# Fit specific function on scatter plot Matlab

22 views (last 30 days)
Rogier Busscher on 1 Jun 2017
Answered: Walter Roberson on 1 Jun 2017
So i have a scatterplot scatter(x,y) and I would like to find a best fit for a function of the type F(x)=e^(-(Bèta)*x) with x matching x and F(x) matching/approximating the corresponding y.
I would like to find the best fit and get the value of Bèta returned.
How do i do this?

Walter Roberson on 1 Jun 2017
If y = exp(-beta*x) then log(y) = -beta*x and beta = -log(y)/x . Your best fit in log space would then be approximately
beta = mean( -log(y) ./ x )
In linear space,
beta = lsqcurvefit(@(beta,x) exp(-beta*x), 3, x, y);
However, when I constructed artificial data by defining beta and using
c = 1;
y = exp(-beta*x + randn(size(x)) * c );
and then fit against that to recover beta, then I found that a closer beta to the one I defined could be calculated as
other_beta = lsqcurvefit(@(beta,x) beta*x, 3, x, -log(y));
As c gets reduced to (say) 1/10 then the two fittings become more similar.
With a noise model like
c = 1/15;
y = exp(-beta*x) + (2 * rand(size(x)) - 1) * c;
then the original beta version becomes a notably better fit. So which one to use would probably depend upon the model of noise / error that you have.
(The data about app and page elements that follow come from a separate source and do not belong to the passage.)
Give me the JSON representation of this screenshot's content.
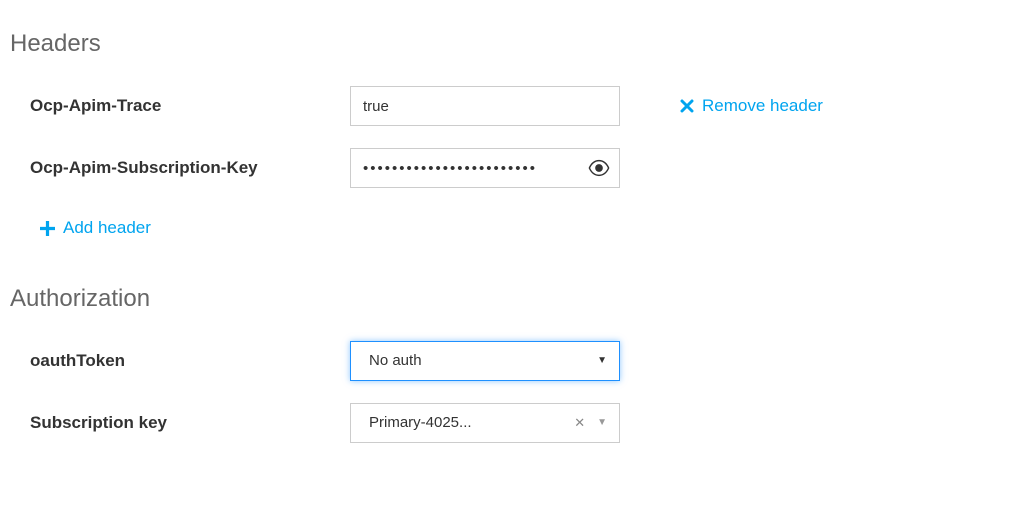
{
  "sections": {
    "headers_title": "Headers",
    "authorization_title": "Authorization"
  },
  "headers": {
    "row0": {
      "label": "Ocp-Apim-Trace",
      "value": "true",
      "remove_label": "Remove header"
    },
    "row1": {
      "label": "Ocp-Apim-Subscription-Key",
      "value": "••••••••••••••••••••••••"
    },
    "add_label": "Add header"
  },
  "authorization": {
    "oauth": {
      "label": "oauthToken",
      "selected": "No auth"
    },
    "subkey": {
      "label": "Subscription key",
      "selected": "Primary-4025..."
    }
  }
}
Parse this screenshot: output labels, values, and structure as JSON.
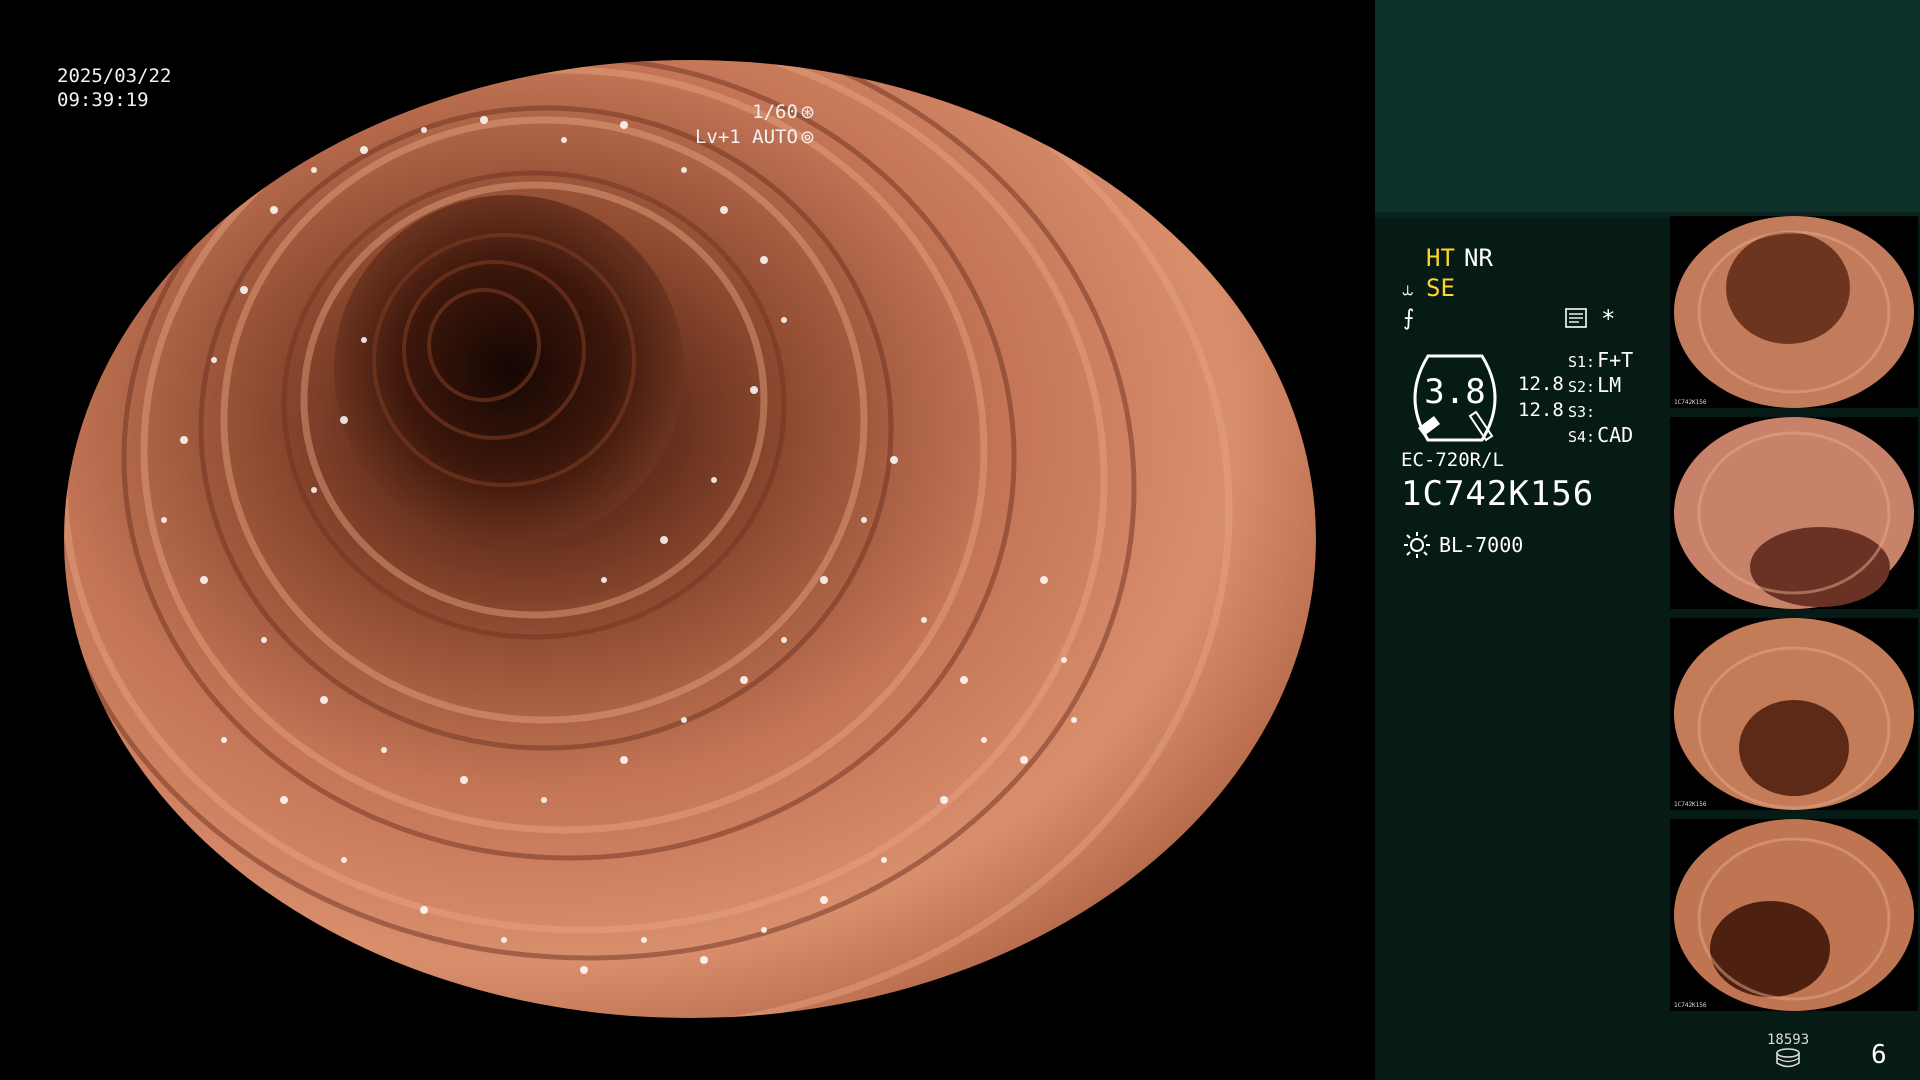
{
  "overlay": {
    "date": "2025/03/22",
    "time": "09:39:19",
    "shutter": "1/60",
    "shutter_icon": "aperture-icon",
    "iris": "Lv+1 AUTO",
    "iris_icon": "iris-icon"
  },
  "panel": {
    "ht": "HT",
    "nr": "NR",
    "se": "SE",
    "se_icon": "structure-enhancement-icon",
    "freq_icon": "frequency-icon",
    "memo_icon": "memo-icon",
    "star": "*",
    "gauge_value": "3.8",
    "value_top": "12.8",
    "value_bottom": "12.8",
    "switches": [
      {
        "key": "S1:",
        "value": "F+T"
      },
      {
        "key": "S2:",
        "value": "LM"
      },
      {
        "key": "S3:",
        "value": ""
      },
      {
        "key": "S4:",
        "value": "CAD"
      }
    ],
    "scope_model": "EC-720R/L",
    "scope_serial": "1C742K156",
    "light_source_icon": "light-source-icon",
    "light_source": "BL-7000",
    "image_counter": "18593",
    "storage_icon": "storage-disk-icon",
    "page_number": "6"
  },
  "thumbnails": [
    {
      "label": "1C742K156"
    },
    {
      "label": ""
    },
    {
      "label": "1C742K156"
    },
    {
      "label": "1C742K156"
    }
  ],
  "colors": {
    "panel_bg": "#061a16",
    "panel_top_bg": "#0d3029",
    "highlight_yellow": "#ffd52a",
    "tissue": "#c97a58"
  }
}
Image Analyst on 1 Jun 2017
Use fitnlm() in the Statistics and Machine Learning Toolbox. Here is a demo:
% Uses fitnlm() to fit a non-linear model (an exponential decay curve) through noisy data.
% Requires the Statistics and Machine Learning Toolbox, which is where fitnlm() is contained.
% Initialization steps.
clc; % Clear the command window.
close all; % Close all figures (except those of imtool.)
clear; % Erase all existing variables. Or clearvars if you want.
workspace; % Make sure the workspace panel is showing.
format long g;
format compact;
fontSize = 20;
% Create the X coordinates from 0 to 20 every 0.5 units.
X = 0 : 0.5 : 20;
% Define function that the X values obey.
a = 0 % Arbitrary sample values I picked.
b = 0.4
Y = a + exp(-X * b); % Get a vector. No noise in this Y yet.
Y = Y + 0.05 * randn(1, length(Y));
% Now we have noisy training data that we can send to fitnlm().
% Plot the noisy initial data.
plot(X, Y, 'b*', 'LineWidth', 2, 'MarkerSize', 15);
grid on;
% Convert X and Y into a table, which is the form fitnlm() likes the input data to be in.
tbl = table(X', Y');
% Define the model as Y = a + exp(-b*x)
% Note how this "x" of modelfun is related to big X and big Y.
% x((:, 1) is actually X and x(:, 2) is actually Y - the first and second columns of the table.
modelfun = @(b,x) b(1) + exp(-b(2)*x(:, 1));
% Now the next line is where the actual model computation is done.
mdl = fitnlm(tbl, modelfun, beta0);
% Now the model creation is done and the coefficients have been determined.
% YAY!!!!
% Extract the coefficient values from the the model object.
% The actual coefficients are in the "Estimate" column of the "Coefficients" table that's part of the mode.
coefficients = mdl.Coefficients{:, 'Estimate'}
% Create smoothed/regressed data using the model:
yFitted = coefficients(1) + exp(-coefficients(2)*X);
% Now we're done and we can plot the smooth model as a red line going through the noisy blue markers.
hold on;
plot(X, yFitted, 'r-', 'LineWidth', 2);
grid on;
title('Exponential Regression with fitnlm()', 'FontSize', fontSize);
xlabel('X', 'FontSize', fontSize);
ylabel('Y', 'FontSize', fontSize);
legendHandle = legend('Noisy Y', 'Fitted Y', 'Location', 'north');
legendHandle.FontSize = 25;
% Set up figure properties:
% Enlarge figure to full screen.
set(gcf, 'Units', 'Normalized', 'OuterPosition', [0 0 1 1]);
% Get rid of tool bar and pulldown menus that are along top of figure.
% Give a name to the title bar.
set(gcf, 'Name', 'Demo by ImageAnalyst', 'NumberTitle', 'Off')